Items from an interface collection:
§ §
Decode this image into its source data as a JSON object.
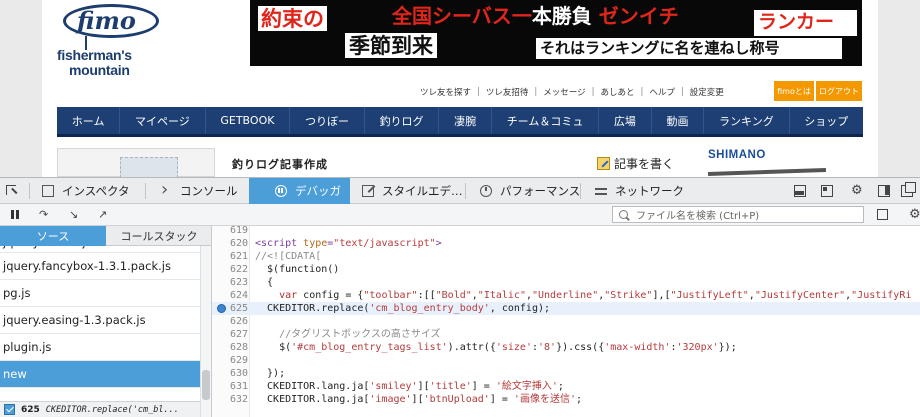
{
  "site": {
    "logo": {
      "word": "fimo",
      "line1": "fisherman's",
      "line2": "mountain"
    },
    "banner": {
      "line1_left": "約束の",
      "line1_title_pre": "全国シーバス",
      "line1_title_dash": "一",
      "line1_title_mid": "本勝負 ",
      "line1_title_red": "ゼンイチ",
      "line1_badge": "ランカー",
      "line2_left": "季節到来",
      "line2_right": "それはランキングに名を連ねし称号"
    },
    "top_links": [
      "ツレ友を探す",
      "ツレ友招待",
      "メッセージ",
      "あしあと",
      "ヘルプ",
      "設定変更"
    ],
    "fimo_button": "fimoとは",
    "logout_button": "ログアウト",
    "nav": [
      "ホーム",
      "マイページ",
      "GETBOOK",
      "つりぼー",
      "釣りログ",
      "凄腕",
      "チーム＆コミュ",
      "広場",
      "動画",
      "ランキング",
      "ショップ"
    ],
    "section_title": "釣りログ記事作成",
    "write_link": "記事を書く",
    "sponsor": "SHIMANO"
  },
  "devtools": {
    "tabs": [
      {
        "label": "インスペクタ",
        "icon": "inspector-icon",
        "active": false
      },
      {
        "label": "コンソール",
        "icon": "console-icon",
        "active": false
      },
      {
        "label": "デバッガ",
        "icon": "debugger-icon",
        "active": true
      },
      {
        "label": "スタイルエデ…",
        "icon": "style-editor-icon",
        "active": false
      },
      {
        "label": "パフォーマンス",
        "icon": "performance-icon",
        "active": false
      },
      {
        "label": "ネットワーク",
        "icon": "network-icon",
        "active": false
      }
    ],
    "search_placeholder": "ファイル名を検索 (Ctrl+P)",
    "pane_tabs": [
      "ソース",
      "コールスタック"
    ],
    "files": [
      "jquery.cookie.js",
      "jquery.fancybox-1.3.1.pack.js",
      "pg.js",
      "jquery.easing-1.3.pack.js",
      "plugin.js",
      "new"
    ],
    "selected_file": "new",
    "breakpoint": {
      "line": "625",
      "code": "CKEDITOR.replace('cm_bl..."
    },
    "code": [
      {
        "ln": "619",
        "parts": []
      },
      {
        "ln": "620",
        "parts": [
          [
            "c-tag",
            "<script "
          ],
          [
            "c-attr",
            "type"
          ],
          [
            "c-tag",
            "="
          ],
          [
            "c-str",
            "\"text/javascript\""
          ],
          [
            "c-tag",
            ">"
          ]
        ]
      },
      {
        "ln": "621",
        "parts": [
          [
            "c-cm",
            "//<![CDATA["
          ]
        ]
      },
      {
        "ln": "622",
        "parts": [
          [
            "c-fn",
            "  $(function()"
          ]
        ]
      },
      {
        "ln": "623",
        "parts": [
          [
            "c-fn",
            "  {"
          ]
        ]
      },
      {
        "ln": "624",
        "parts": [
          [
            "c-fn",
            "    "
          ],
          [
            "c-kw",
            "var"
          ],
          [
            "c-fn",
            " config = {"
          ],
          [
            "c-str",
            "\"toolbar\""
          ],
          [
            "c-fn",
            ":[["
          ],
          [
            "c-str",
            "\"Bold\""
          ],
          [
            "c-fn",
            ","
          ],
          [
            "c-str",
            "\"Italic\""
          ],
          [
            "c-fn",
            ","
          ],
          [
            "c-str",
            "\"Underline\""
          ],
          [
            "c-fn",
            ","
          ],
          [
            "c-str",
            "\"Strike\""
          ],
          [
            "c-fn",
            "],["
          ],
          [
            "c-str",
            "\"JustifyLeft\""
          ],
          [
            "c-fn",
            ","
          ],
          [
            "c-str",
            "\"JustifyCenter\""
          ],
          [
            "c-fn",
            ","
          ],
          [
            "c-str",
            "\"JustifyRi"
          ]
        ]
      },
      {
        "ln": "625",
        "parts": [
          [
            "c-fn",
            "  CKEDITOR.replace("
          ],
          [
            "c-str",
            "'cm_blog_entry_body'"
          ],
          [
            "c-fn",
            ", config);"
          ]
        ],
        "highlight": true,
        "breakpoint": true
      },
      {
        "ln": "626",
        "parts": []
      },
      {
        "ln": "627",
        "parts": [
          [
            "c-cm",
            "    //タグリストボックスの高さサイズ"
          ]
        ]
      },
      {
        "ln": "628",
        "parts": [
          [
            "c-fn",
            "    $("
          ],
          [
            "c-str",
            "'#cm_blog_entry_tags_list'"
          ],
          [
            "c-fn",
            ").attr({"
          ],
          [
            "c-str",
            "'size'"
          ],
          [
            "c-fn",
            ":"
          ],
          [
            "c-str",
            "'8'"
          ],
          [
            "c-fn",
            "}).css({"
          ],
          [
            "c-str",
            "'max-width'"
          ],
          [
            "c-fn",
            ":"
          ],
          [
            "c-str",
            "'320px'"
          ],
          [
            "c-fn",
            "});"
          ]
        ]
      },
      {
        "ln": "629",
        "parts": []
      },
      {
        "ln": "630",
        "parts": [
          [
            "c-fn",
            "  });"
          ]
        ]
      },
      {
        "ln": "631",
        "parts": [
          [
            "c-fn",
            "  CKEDITOR.lang.ja["
          ],
          [
            "c-str",
            "'smiley'"
          ],
          [
            "c-fn",
            "]["
          ],
          [
            "c-str",
            "'title'"
          ],
          [
            "c-fn",
            "] = "
          ],
          [
            "c-str",
            "'絵文字挿入'"
          ],
          [
            "c-fn",
            ";"
          ]
        ]
      },
      {
        "ln": "632",
        "parts": [
          [
            "c-fn",
            "  CKEDITOR.lang.ja["
          ],
          [
            "c-str",
            "'image'"
          ],
          [
            "c-fn",
            "]["
          ],
          [
            "c-str",
            "'btnUpload'"
          ],
          [
            "c-fn",
            "] = "
          ],
          [
            "c-str",
            "'画像を送信'"
          ],
          [
            "c-fn",
            ";"
          ]
        ]
      }
    ]
  }
}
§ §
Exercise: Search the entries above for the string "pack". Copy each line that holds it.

Response to this task:
      "jquery.fancybox-1.3.1.pack.js",
      "jquery.easing-1.3.pack.js",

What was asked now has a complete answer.